Together, Wake Forest University and the Centro de Innovación Científica Amazónica (CINCIA) have designed an affiliates program to allow qualified individuals to engage in research and scientific innovation in the southern Peruvian Amazon. The scientists involved are considered affiliate researchers of CINCIA, which allows them to stand out as professionals while also enhancing the quality and impact of their research.
At CINCIA, affiliate scientists:
Partake in research that was historically not scientifically studied due to ecological value and extractive activities that threaten conservation.
Make use of logistical and operational support provided by local institutions with strong ties to the region.
Join an established scientific community and receive the advice of world-renowned specialists, researchers, and experts.
Author and/or co-author scientific publications that are disseminated locally, nationally, and internationally.
The main objective of the affiliate program is to consolidate the training of professionals in the field of environmental research and innovation that support the research and dissemination of science with the goal of solving socio-environmental problems in Madre de Dios.
The affiliate program seeks to improve scientific knowledge regarding the impact of gold mining on ecosystems and environmental health, as well as the possibilities for mitigation, remediation, and restoration of the region’s forests, soils, and waterways.
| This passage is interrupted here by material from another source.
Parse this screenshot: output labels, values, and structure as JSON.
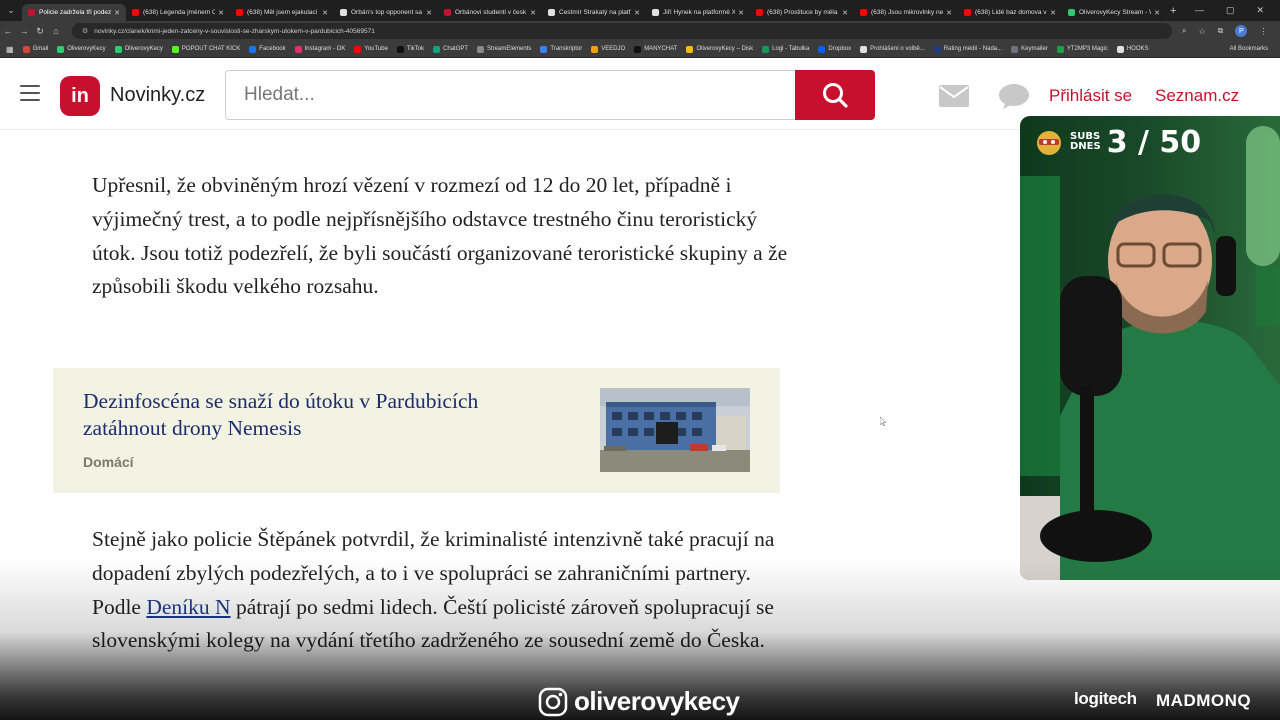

At the end of the program, the participants:
Develop innovative research mediated by ecologically viable technologies.
Contribute to the sustainable development of Madre de Dios.
Gain the necessary skills to fulfill their professional degrees of interest, social service, or professional practices.
Calls for work
Training allows opportunities for professional and personal growth, the sharing of ideas, and generating spaces for interdisciplinary learning. CINCIA offers community access to science through short courses, seminars, and virtual events.
Madre de Dios Overview
Madre de Dios, located in southeast Peru, covers an area of 111,933 km2 and comprises three regional governments. The region has a strong altitudinal gradient that exceeds 4,000m in the Andes and descends to 150m at the mouth of the Heath River at the Peru-Bolivia border.
Madre de Dios is among the most biodiverse regions in the Amazon. This area of the Andean Piedmont is a land of strong contrasts, combining large areas of conservation undergoing deforestation and devastation primarily from illegal gold mining.
The Madre de Dios rainforest is home to the less affected and eroded areas of the Peruvian Amazon. It is not surprising that there are emblematic natural areas such as the Manu National Park, a biosphere reserve recognized by UNESCO that is home to some of the last groups of uncontacted indigenous people. On the other hand, extractive activities such as agricultural expansion, logging, and mining have transformed large areas into waste lands. This region, around the Tahuamanu, Las Piedras, and Heath rivers, is largely unexplored. They present rich research opportunities.
Until the late nineteenth century, human settlements in Madre de Dios were native. Neither the Incan Empire nor colonial or republican Peru were able to establish effectively in the region. At the time, Puerto Maldonado was a jungle area that was inaccessible and disconnected from the metropolis and was influenced by its Bolivian and Brazilian neighbors more than by Lima. During the rubber boom at the beginning of the twentieth century, the borders were defined, and Peruvian interests became entrenched in the territory, following several clashes with Bolivian settlers.
It was also this time that transformed the demographic landscape, relocating the native peoples of the region; Ese-eja, Yine, Matsigenka, and Harakbut, who were losing importance in favor of settlers from the sierra, Brazil, Bolivia and even natives brought from other jungles of Peru. The Dominican missionaries also accelerated contact and diffusion of the original settlers as well as a wave of Japanese immigrants that came to harvest sugarcane.
In the 1940’s, the main route of entry from Cusco through the Marcapata valley was developed and served as the main communication artery that brought development, emigration, and extractive activities. However, it was not until 2010 that the paving of this road – the Southern Interoceanic Road – occured and guaranteed permanent supply from the rest of the country.
This mining sector absorbs a great amount of the population, accounts for about half of the Department’s Gross Value Added (GVA) in 2015, and ranks third in Peru’s gold production. This sector could represent a great opportunity for development, unfortunately this is not reflected in the quality of life of its population.
The trade and service sectors in Madre de Dios are largely encouraged to supply the mining sector. Despite its extensive territory, the agricultural sector was ranked third in the departmental GVA and is characterized by the intensive use of labor and traditional technology. The creation of food such as the Amazonian chestnut, beverages, and lumber are among the main economic activities. The transport sectors and public administrations have a similar importance in terms of annual percentage of GVA.
The department presents a wide variety of scenic attractions, including the Tambopata National Reserve, the Bahuaja-Sonene National Park, and the Manu National Park, the latter declared a biosphere reserve by UNESCO. Only R. N. Tambopata received 45,400 visitors in 2015, making it the most visited tourist attraction in the country after the ruins of Machu Picchu. This is an important incentive for tourism, garnishing 370,500 people in 2015 and recording an average annual growth of 8.9% in the last 10 years.